We have introduced a novel approach to measuring capital market efficiency. With a use of bounded measures of dynamic systems connected to a standard martingale definition of capital market efficiency, we constructed a vector containing long-term memory, short-term memory and fractal dimension measures. The efficiency index EIEI is calculated as a simple norm of this vector from its ideal efficient case. Therefore, the distance of a specific market situation from a center of an nn-dimensional cube is taken as a measure of efficiency. The further the market is from the ideal state, the less efficient it is. Such a procedure can be easily generalized to more bounded efficiency quantities. Applying the methodology on a set of 41 stock indices in the period between 2000 and 2011, we found that the Japanese NIKKEI is the most efficient market.
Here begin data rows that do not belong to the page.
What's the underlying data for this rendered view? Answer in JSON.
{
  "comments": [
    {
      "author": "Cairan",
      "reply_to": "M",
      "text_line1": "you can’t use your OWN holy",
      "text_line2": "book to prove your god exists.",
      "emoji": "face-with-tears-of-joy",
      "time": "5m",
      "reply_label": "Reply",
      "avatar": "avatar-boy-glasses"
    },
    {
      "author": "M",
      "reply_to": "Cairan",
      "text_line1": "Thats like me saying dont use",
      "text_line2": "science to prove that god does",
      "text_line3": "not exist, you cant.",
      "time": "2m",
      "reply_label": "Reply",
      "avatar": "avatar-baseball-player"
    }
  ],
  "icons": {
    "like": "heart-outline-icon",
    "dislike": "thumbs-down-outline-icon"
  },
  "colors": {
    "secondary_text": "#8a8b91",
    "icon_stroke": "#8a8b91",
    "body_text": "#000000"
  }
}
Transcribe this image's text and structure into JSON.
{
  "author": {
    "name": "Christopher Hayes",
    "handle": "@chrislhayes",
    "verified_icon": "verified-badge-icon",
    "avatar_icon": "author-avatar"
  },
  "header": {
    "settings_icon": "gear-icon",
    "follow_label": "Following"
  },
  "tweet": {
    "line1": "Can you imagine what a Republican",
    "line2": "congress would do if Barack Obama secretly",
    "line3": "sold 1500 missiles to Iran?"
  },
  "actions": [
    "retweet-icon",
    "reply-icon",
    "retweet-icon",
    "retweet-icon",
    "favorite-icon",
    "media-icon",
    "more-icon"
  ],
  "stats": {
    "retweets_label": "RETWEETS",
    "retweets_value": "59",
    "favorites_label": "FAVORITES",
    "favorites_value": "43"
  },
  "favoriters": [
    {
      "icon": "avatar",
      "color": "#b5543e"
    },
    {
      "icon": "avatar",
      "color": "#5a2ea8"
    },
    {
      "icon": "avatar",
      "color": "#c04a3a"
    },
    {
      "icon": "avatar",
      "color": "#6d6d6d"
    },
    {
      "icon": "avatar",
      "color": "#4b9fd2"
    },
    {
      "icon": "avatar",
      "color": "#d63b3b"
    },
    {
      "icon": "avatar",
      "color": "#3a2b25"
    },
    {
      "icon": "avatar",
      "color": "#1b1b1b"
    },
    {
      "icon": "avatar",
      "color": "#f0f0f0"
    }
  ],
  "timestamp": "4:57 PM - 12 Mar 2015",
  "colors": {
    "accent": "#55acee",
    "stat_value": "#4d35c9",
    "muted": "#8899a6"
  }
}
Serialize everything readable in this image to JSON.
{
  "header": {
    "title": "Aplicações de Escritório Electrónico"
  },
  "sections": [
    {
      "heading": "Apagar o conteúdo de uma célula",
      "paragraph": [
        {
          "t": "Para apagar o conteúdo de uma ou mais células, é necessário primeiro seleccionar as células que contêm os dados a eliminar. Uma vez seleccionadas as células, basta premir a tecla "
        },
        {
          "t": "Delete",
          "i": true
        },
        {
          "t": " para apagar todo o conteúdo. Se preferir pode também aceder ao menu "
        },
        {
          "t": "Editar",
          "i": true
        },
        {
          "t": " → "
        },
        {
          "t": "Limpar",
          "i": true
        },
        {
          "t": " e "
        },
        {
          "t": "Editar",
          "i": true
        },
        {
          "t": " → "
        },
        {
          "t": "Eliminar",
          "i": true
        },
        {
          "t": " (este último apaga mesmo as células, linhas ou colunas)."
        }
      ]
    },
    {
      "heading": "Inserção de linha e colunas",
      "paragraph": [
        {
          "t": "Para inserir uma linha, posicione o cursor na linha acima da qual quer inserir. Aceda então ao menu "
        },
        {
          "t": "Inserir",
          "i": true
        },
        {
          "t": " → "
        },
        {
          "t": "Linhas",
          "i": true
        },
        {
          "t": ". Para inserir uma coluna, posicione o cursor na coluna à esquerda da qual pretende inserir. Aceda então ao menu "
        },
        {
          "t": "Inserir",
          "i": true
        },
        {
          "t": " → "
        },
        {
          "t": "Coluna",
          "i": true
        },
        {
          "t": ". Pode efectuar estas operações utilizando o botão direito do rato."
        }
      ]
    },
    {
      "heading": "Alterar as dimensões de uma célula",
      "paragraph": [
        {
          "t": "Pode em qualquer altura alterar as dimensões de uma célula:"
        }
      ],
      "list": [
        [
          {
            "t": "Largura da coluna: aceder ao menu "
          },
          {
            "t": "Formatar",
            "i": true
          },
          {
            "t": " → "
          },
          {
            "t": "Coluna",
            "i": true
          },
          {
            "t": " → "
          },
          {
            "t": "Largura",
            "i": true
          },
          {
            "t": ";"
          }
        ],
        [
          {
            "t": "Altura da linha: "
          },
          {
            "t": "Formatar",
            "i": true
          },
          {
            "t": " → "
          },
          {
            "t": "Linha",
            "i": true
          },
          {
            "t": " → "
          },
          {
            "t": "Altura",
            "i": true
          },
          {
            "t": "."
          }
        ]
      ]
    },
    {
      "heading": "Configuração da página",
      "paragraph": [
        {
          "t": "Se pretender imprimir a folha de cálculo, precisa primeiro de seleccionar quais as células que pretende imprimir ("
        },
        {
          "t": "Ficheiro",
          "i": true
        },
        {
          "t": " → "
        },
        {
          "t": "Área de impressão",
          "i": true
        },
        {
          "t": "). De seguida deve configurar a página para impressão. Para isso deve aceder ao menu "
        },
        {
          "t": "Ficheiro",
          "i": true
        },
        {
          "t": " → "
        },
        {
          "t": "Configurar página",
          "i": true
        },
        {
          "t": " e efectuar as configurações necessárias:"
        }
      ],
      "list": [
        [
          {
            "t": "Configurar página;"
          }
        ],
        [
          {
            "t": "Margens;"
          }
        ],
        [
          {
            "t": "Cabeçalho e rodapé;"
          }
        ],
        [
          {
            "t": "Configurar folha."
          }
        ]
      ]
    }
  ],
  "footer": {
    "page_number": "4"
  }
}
From a geographical point of view, the more efficient markets are dominated by European stock indices and the less efficient markets cover mainly the Latin America, Asia and Oceania. More specifically, the least efficient markets are Venezuelan IBC, Malaysian KLSE, Slovakian SAX, CSE of Sri Lanka and Peruvian IGRA (the most inefficient stock market in the analyzed set). We also found that the local characteristics of the series (crowd and herding behavior) partially translate into the global characteristics (correlation structure). Moreover, the local inefficiencies in general dominate the total inefficiency for the strong majority of the indices.